While Australia is a large country that has roughly the same land mass as the United States, approximately 85% of the population lives within 30 miles of the coast. That leaves huge tracts of sparsely populated land perfect for exploring, which has led to a vibrant and diverse 4x4 and off-road culture Down Under. Along with traditional off-road pursuits, such as trail driving and rock-crawling, Aussies also use modified pickups, 4x4s and utes (pickups) to get to mountain-biking or dirt-biking trails, access camping locations, or as work trucks on farms and in mines.
Representatives from 22 SEMA-member companies recently traveled to Melbourne, Australia, for the third annual SEMA Australia Business Development Conference. The week-long program in late May included exhibiting at the MotorEx Show, visiting accessory and performance businesses (including installers, retailers and distributors) and briefings with top buyers and U.S. government officials. The 2018 trip Down Under is the newest addition to SEMA’s overseas trade missions, which also include programs in the United Arab Emirates and China.
“The threat for the aftermarket will remain until VDAT achieves a broader, industry-wide legal judgment, banning all monopolistic action such as that taken by Porsche,” said Harald Schmidtke, VDAT’s managing director. “Without such a ruling, other vehicle manufacturers could well follow suit and thus greatly harm our industry.”
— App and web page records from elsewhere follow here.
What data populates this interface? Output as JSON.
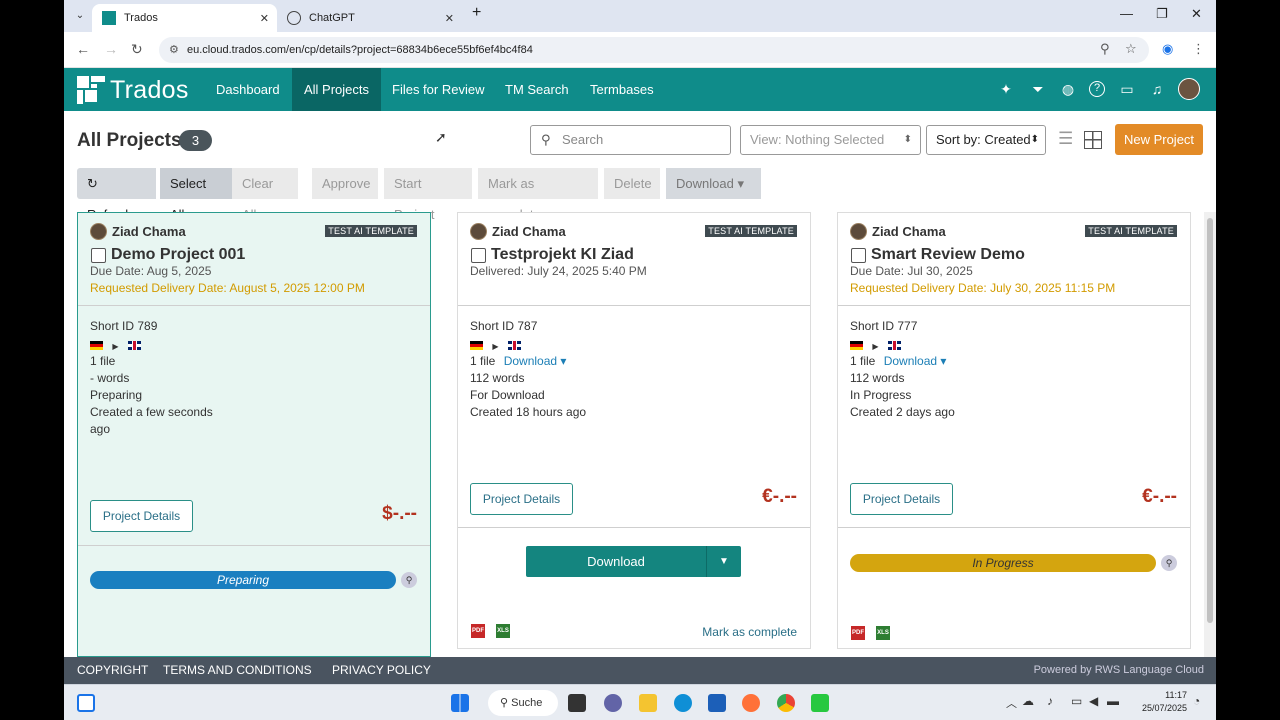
{
  "browser": {
    "tabs": [
      {
        "label": "Trados",
        "active": true
      },
      {
        "label": "ChatGPT",
        "active": false
      }
    ],
    "url": "eu.cloud.trados.com/en/cp/details?project=68834b6ece55bf6ef4bc4f84"
  },
  "header": {
    "logo": "Trados",
    "nav": [
      "Dashboard",
      "All Projects",
      "Files for Review",
      "TM Search",
      "Termbases"
    ],
    "active_nav": "All Projects",
    "icons": [
      "pin-icon",
      "filter-icon",
      "globe-icon",
      "help-icon",
      "chat-icon",
      "bell-icon",
      "avatar"
    ]
  },
  "toolbar": {
    "title": "All Projects",
    "count": "3",
    "search_placeholder": "Search",
    "view_select": "View: Nothing Selected",
    "sort_select": "Sort by: Created",
    "new_project": "New Project",
    "refresh": "Refresh",
    "select_all": "Select All",
    "clear_all": "Clear All",
    "approve": "Approve",
    "start_project": "Start Project",
    "mark_complete": "Mark as complete",
    "delete": "Delete",
    "download": "Download"
  },
  "cards": [
    {
      "owner": "Ziad Chama",
      "template": "TEST AI TEMPLATE",
      "title": "Demo Project 001",
      "due": "Due Date: Aug 5, 2025",
      "requested": "Requested Delivery Date: August 5, 2025 12:00 PM",
      "short_id": "Short ID 789",
      "files": "1 file",
      "words": "- words",
      "status": "Preparing",
      "created": "Created a few seconds",
      "created2": "ago",
      "details": "Project Details",
      "price": "$-.--",
      "progress_label": "Preparing",
      "progress_color": "#1a7fc0"
    },
    {
      "owner": "Ziad Chama",
      "template": "TEST AI TEMPLATE",
      "title": "Testprojekt KI Ziad",
      "due": "Delivered: July 24, 2025 5:40 PM",
      "short_id": "Short ID 787",
      "files": "1 file",
      "download_link": "Download",
      "words": "112 words",
      "status": "For Download",
      "created": "Created 18 hours ago",
      "details": "Project Details",
      "price": "€-.--",
      "download_button": "Download",
      "mark_complete": "Mark as complete"
    },
    {
      "owner": "Ziad Chama",
      "template": "TEST AI TEMPLATE",
      "title": "Smart Review Demo",
      "due": "Due Date: Jul 30, 2025",
      "requested": "Requested Delivery Date: July 30, 2025 11:15 PM",
      "short_id": "Short ID 777",
      "files": "1 file",
      "download_link": "Download",
      "words": "112 words",
      "status": "In Progress",
      "created": "Created 2 days ago",
      "details": "Project Details",
      "price": "€-.--",
      "progress_label": "In Progress",
      "progress_color": "#d4a50f"
    }
  ],
  "footer": {
    "copyright": "COPYRIGHT",
    "terms": "TERMS AND CONDITIONS",
    "privacy": "PRIVACY POLICY",
    "powered": "Powered by RWS Language Cloud"
  },
  "taskbar": {
    "search": "Suche",
    "time": "11:17",
    "date": "25/07/2025"
  }
}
The 2018 trip to Abu Dhabi, held April 3–8, 2018, once again provided SEMA members with the opportunity to explore firsthand why the region is an important market for U.S. specialty-equipment companies. This year’s program, like the six before it, provided an opportunity for SEMA members to participate in a low-cost, efficient way to meet with pre-vetted buyers, exhibit in a turnkey booth at the largest specialty-equipment show in the region—the Custom Show Emirates (CSE)—tour aftermarket shops, and participate in a series of briefings, including an informative session with U.S. government officials in the region. To date, 149 SEMA member companies have traveled with SEMA to the United Arab Emirates (UAE).
This is the second in a two-part series about SEMA programs and resources to assist SEMA members in growing their overseas sales. The first part, “SEMA Programs and Resources for Global Commerce,” appeared in the April issue of SEMA News.
According to the findings of a recent survey of U.S.-based SEMA-member manufacturers, SEMA-member companies are exporting in greater numbers than ever before and are optimistic that those sales will continue to climb in the next three years.
There are a number of reasons for automotive specialty-equipment companies to consider exporting products to Mexico. Here are 10 good ones.
SEMA recently conducted a survey regarding the exporting activities of its U.S.-based member manufacturers. The 243 SEMA members that completed the survey represent nearly 11% of SEMA-member manufacturers located throughout the United States.
A customizing car culture is blossoming in China, and a group of SEMA-member companies flew to Shanghai to check it out. They spent a week at the China Auto Salon promoting their brands and gaining insights into how Chinese enthusiasts obtain products and use their vehicles in the market of 1.4 billion people. The U.S. delegation saw many signs of the developing Chinese car culture and eagerness among Chinese enthusiasts to upgrade their rides to take them to the race track or off-roading.
For the second summer in a row, more than 100 SEMA members, top international buyers, experienced exporters and providers of overseas services gathered July 25–26 for two days of networking and an exchange of exporting best practices and tips at the SEMA Export Fair, co-sponsored by the U.S. Department of Commerce.